The sun joins us again for our fifth day in what is now a spectacular world of snowy peaks. We say goodbye to the Germans and head out on what is our longest walking day traversing high paths under some awesome cliffs and jagged summits. We had been hoping to include the Nuvalo peak and via ferrata but with the snow still thick we give it a miss. The day is beautiful and varied and the snow gradually melts away around us under strong sunshine so that by the time we near the Pelmo we’re walking through grassy meadows with only a dusting of snow remaining on the highest summits. The quality of the signposting remains excellent and it’s rare that we need to consult our maps. Eventually we wind our way down to the Rifugio Staulanza where we find ourselves the only guests in a 20 bedded communal dorm. There’s a distinctly closing down feel and the owner is surprised that we’re still walking so late in the season.
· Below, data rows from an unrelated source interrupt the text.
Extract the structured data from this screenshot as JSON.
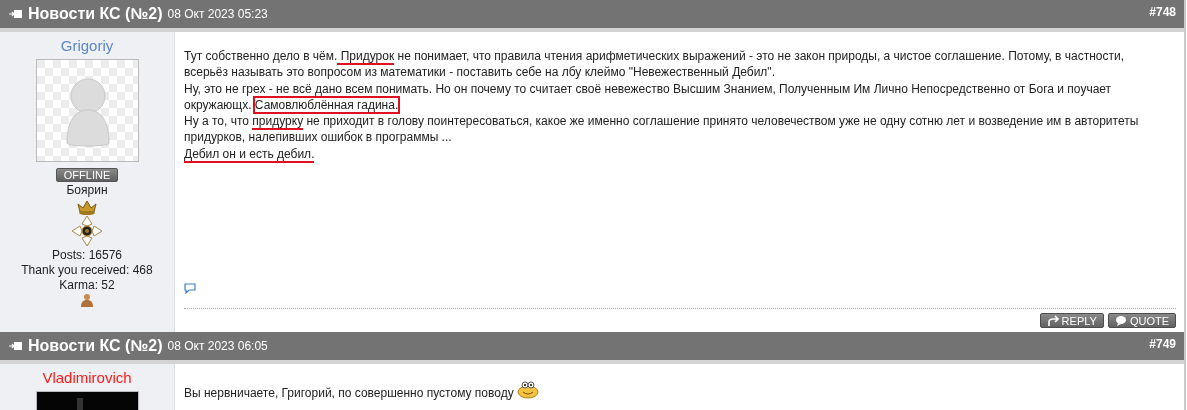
{
  "posts": [
    {
      "title": "Новости КС (№2)",
      "date": "08 Окт 2023 05:23",
      "number": "#748",
      "author": {
        "name": "Grigoriy",
        "color": "#5b87c5",
        "avatar": {
          "kind": "silhouette"
        },
        "status": "OFFLINE",
        "rank": "Боярин",
        "medal": true,
        "stats": [
          "Posts: 16576",
          "Thank you received: 468",
          "Karma: 52"
        ],
        "karma_icon": true
      },
      "paragraphs": [
        [
          {
            "kind": "text",
            "text": "Тут собственно дело в чём.",
            "underlined": false,
            "boxed": false
          },
          {
            "kind": "text",
            "text": " Придурок",
            "underlined": true,
            "boxed": false
          },
          {
            "kind": "text",
            "text": " не понимает, что правила чтения арифметических выражений - это не закон природы, а чистое соглашение. Потому, в частности, всерьёз называть это вопросом из математики - поставить себе на лбу клеймо \"Невежественный Дебил\".",
            "underlined": false,
            "boxed": false
          }
        ],
        [
          {
            "kind": "text",
            "text": "Ну, это не грех - не всё дано всем понимать. Но он почему то считает своё невежество Высшим Знанием, Полученным Им Лично Непосредственно от Бога и поучает окружающх. ",
            "underlined": false,
            "boxed": false
          },
          {
            "kind": "text",
            "text": "Самовлюблённая гадина.",
            "underlined": false,
            "boxed": true
          }
        ],
        [
          {
            "kind": "text",
            "text": "Ну а то, что ",
            "underlined": false,
            "boxed": false
          },
          {
            "kind": "text",
            "text": "придурку",
            "underlined": true,
            "boxed": false
          },
          {
            "kind": "text",
            "text": " не приходит в голову поинтересоваться, какое же именно соглашение принято человечеством уже не одну сотню лет и возведение им в авторитеты придурков, налепивших ошибок в программы ...",
            "underlined": false,
            "boxed": false
          }
        ],
        [
          {
            "kind": "text",
            "text": "Дебил он и есть дебил.",
            "underlined": true,
            "boxed": false
          }
        ]
      ],
      "comment_icon": true,
      "buttons": [
        {
          "kind": "reply",
          "label": "REPLY"
        },
        {
          "kind": "quote",
          "label": "QUOTE"
        }
      ]
    },
    {
      "title": "Новости КС (№2)",
      "date": "08 Окт 2023 06:05",
      "number": "#749",
      "author": {
        "name": "Vladimirovich",
        "color": "#ff1a1a"
      },
      "paragraphs": [
        [
          {
            "kind": "text",
            "text": "Вы нервничаете, Григорий, по совершенно пустому поводу ",
            "underlined": false,
            "boxed": false
          },
          {
            "kind": "smiley"
          }
        ]
      ]
    }
  ]
}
This is our final day on the trail simply because there are no more open rifugios for us to stay at. The route starts out along a wide grassy valley climbing little hillocks covered in grazing sheep but it’s not long before we’re climbing steeply again, this time up our last pass over the shoulder of the Monte Civetta. Crossing onto the Northern side we’re reunited with the snow for an impressive view of the cliffs leading up the summit. For us it’s now time to say goodbye though, after days on well marked, signposted paths, finding the trail down into the valley proves actually quite challenging. Eventually we get the right one and begin our steep descent through thick forests. It’s over all too quickly and all that remains to be done is navigate our way through public transport back into Venice where we have an extra day for sightseeing before flying home.